- **SUPPLIED INFORMATION**

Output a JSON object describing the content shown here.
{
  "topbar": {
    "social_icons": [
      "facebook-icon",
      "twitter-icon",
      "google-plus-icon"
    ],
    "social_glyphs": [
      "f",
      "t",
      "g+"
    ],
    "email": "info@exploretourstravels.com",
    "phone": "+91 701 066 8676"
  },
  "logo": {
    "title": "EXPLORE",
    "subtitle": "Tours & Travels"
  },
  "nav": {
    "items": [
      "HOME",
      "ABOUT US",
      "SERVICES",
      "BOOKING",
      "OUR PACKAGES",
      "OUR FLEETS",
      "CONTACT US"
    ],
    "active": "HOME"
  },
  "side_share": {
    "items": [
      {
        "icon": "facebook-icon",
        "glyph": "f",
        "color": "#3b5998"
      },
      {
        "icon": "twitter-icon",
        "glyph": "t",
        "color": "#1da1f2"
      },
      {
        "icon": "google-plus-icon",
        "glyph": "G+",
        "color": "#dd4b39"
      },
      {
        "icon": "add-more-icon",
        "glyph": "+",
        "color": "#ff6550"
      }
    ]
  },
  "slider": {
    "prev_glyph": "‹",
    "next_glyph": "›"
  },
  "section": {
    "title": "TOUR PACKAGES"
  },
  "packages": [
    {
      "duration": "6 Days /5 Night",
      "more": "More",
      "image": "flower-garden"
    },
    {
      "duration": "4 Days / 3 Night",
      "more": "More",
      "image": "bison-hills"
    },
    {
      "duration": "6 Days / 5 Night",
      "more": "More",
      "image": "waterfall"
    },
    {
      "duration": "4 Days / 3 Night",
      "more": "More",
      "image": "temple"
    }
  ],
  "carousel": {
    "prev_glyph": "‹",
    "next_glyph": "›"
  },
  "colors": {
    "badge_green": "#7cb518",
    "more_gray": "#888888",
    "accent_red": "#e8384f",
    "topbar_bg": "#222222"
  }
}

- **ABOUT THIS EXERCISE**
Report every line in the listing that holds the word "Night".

- **RESPONSE TO THIS TASK**
      "duration": "6 Days /5 Night",
      "duration": "4 Days / 3 Night",
      "duration": "6 Days / 5 Night",
      "duration": "4 Days / 3 Night",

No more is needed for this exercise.